Hi Andrew,

I still have some doubt

Let say BC = the total token can be store, if let say the police cir 128kbps, and by default bc=cir/32 which is 4000 bytes.

and every second refilled the token 128000/8 = 16000 bytes, but the BC is only can fill up max 4000 bytes?

Then how the user can get 128kbps if the BC token(4000 bytes) is less than the CIR (16000 bytes)?


In this case your Tc would not be 1 second, instead it would be 250 ms. This means your token bucket would refill 4 times per second. This would allow you to achieve 128kbps.

Hi Andrew,

Ok. now i got it.

Thanks :slight_smile:


HI Rene in this case , the bucket what does it mean.?

BE:Exceeding Traffic

I need to be completely sure about it.

Hello Rayniero

In this case, there are two buckets. One is the BC bucket, which is the commited burst. This is traffic below and up to the CIR of the link. If this bucket is full at any given time, it overflows into the BE bucket, or the excess burst bucket. This has a specific size as well. The tokens are the actual data packets.

In this example the buckets themselves are the maximum packets a link can support per time period. If the BC bucket is 128 kbps, that means 128000 bits in one second. If more than that arrive in one second, the excess goes into the BE bucket. If the BE bucket is 16 kbps, that means than an additional 16000 bits can be acomodated per second. If the BE bucket fills up too, then the additional packets are dropped.
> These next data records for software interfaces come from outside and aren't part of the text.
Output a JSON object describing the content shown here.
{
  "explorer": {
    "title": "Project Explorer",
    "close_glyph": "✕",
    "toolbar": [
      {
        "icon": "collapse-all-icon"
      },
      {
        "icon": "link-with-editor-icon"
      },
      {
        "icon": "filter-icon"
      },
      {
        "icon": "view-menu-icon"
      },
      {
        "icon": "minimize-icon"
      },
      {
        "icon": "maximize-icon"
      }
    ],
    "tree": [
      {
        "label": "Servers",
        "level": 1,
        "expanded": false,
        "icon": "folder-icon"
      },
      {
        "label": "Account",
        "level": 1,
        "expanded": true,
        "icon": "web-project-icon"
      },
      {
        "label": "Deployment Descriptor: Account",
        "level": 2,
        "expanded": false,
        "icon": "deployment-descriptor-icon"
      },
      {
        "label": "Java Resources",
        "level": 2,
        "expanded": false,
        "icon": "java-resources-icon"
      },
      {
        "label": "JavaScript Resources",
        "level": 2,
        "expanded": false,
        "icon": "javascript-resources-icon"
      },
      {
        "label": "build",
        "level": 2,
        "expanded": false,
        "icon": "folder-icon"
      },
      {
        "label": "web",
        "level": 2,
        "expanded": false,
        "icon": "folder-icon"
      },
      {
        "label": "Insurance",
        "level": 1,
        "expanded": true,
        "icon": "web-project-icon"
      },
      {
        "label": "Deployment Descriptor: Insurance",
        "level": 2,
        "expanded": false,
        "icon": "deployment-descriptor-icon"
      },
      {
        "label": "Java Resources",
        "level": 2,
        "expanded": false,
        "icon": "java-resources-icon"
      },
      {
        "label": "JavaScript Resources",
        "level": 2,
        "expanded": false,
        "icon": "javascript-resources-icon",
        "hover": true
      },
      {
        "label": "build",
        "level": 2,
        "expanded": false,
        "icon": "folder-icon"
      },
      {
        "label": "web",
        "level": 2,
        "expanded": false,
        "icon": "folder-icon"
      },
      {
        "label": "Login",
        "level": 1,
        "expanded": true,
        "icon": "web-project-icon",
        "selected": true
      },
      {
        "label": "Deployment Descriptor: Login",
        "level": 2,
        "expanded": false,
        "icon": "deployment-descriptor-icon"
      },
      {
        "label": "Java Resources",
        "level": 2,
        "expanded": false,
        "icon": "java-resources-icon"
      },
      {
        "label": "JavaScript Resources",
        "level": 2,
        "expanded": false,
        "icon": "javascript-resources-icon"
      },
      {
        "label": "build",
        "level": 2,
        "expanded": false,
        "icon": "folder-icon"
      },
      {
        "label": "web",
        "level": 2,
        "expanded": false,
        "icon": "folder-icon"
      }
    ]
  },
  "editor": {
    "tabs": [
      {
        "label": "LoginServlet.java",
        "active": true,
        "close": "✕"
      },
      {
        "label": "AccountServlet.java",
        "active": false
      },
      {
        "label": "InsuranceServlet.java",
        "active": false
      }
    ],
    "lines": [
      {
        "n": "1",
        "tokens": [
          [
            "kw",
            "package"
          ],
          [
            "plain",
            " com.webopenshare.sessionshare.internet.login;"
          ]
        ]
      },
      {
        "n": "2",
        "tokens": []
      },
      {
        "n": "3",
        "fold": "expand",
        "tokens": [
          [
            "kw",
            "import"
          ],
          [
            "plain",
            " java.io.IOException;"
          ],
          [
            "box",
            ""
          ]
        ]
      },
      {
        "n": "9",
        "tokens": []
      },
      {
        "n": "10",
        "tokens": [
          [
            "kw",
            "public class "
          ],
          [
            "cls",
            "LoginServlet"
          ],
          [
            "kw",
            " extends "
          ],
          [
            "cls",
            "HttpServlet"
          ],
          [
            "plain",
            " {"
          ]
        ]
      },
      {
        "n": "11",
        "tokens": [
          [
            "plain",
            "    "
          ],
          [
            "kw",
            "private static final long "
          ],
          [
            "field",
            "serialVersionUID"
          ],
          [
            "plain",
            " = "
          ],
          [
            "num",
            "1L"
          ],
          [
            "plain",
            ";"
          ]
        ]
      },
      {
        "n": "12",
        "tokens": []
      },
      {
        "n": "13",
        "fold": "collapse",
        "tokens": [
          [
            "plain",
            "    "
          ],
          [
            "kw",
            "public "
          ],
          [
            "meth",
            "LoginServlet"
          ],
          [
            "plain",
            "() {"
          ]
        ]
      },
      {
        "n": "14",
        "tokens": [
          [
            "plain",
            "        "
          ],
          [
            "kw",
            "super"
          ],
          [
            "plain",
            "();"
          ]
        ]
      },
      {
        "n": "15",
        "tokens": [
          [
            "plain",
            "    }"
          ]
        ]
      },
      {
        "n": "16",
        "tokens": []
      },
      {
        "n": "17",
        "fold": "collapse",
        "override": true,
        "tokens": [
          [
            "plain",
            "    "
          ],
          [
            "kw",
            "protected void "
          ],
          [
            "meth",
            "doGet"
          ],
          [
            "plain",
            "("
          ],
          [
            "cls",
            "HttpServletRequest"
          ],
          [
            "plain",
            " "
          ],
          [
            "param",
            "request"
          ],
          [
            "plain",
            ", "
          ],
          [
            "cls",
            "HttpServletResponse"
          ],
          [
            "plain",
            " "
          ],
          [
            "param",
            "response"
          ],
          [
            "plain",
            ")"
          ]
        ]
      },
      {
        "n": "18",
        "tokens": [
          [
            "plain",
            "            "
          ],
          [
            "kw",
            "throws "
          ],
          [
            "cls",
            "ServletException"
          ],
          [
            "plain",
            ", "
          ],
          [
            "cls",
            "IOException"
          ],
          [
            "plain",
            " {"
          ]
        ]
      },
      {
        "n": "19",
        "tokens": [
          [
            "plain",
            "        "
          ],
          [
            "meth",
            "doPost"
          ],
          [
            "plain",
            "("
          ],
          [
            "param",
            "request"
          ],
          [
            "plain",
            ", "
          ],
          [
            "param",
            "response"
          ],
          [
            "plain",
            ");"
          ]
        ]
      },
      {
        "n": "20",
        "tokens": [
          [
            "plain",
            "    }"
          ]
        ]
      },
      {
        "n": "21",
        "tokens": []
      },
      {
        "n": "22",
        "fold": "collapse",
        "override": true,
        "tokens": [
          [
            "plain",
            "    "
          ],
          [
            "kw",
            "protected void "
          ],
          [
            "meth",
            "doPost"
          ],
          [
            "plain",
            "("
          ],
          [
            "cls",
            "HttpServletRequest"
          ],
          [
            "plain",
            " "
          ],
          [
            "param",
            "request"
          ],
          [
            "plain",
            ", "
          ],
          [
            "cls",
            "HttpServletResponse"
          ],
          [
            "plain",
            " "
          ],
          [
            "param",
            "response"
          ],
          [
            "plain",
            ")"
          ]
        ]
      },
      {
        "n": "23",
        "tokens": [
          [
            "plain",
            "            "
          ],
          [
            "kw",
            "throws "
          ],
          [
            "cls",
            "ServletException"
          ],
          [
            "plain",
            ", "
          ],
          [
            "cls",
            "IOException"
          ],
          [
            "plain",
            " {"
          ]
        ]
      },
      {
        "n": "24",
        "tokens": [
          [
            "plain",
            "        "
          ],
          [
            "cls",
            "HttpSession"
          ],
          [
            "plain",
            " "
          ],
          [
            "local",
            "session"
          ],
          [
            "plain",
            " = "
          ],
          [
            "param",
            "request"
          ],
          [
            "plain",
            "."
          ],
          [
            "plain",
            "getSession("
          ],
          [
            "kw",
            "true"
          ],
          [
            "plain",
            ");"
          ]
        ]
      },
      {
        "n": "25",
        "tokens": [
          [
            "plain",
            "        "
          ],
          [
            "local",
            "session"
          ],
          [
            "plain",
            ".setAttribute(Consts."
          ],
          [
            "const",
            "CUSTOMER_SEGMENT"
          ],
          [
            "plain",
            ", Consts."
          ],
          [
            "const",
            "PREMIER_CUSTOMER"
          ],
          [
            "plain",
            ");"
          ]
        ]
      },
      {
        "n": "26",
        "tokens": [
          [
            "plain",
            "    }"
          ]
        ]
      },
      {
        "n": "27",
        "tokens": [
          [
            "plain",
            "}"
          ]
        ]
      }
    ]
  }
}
I hope this has been helpful!


19 posts were merged into an existing topic: QoS Traffic Policing Explained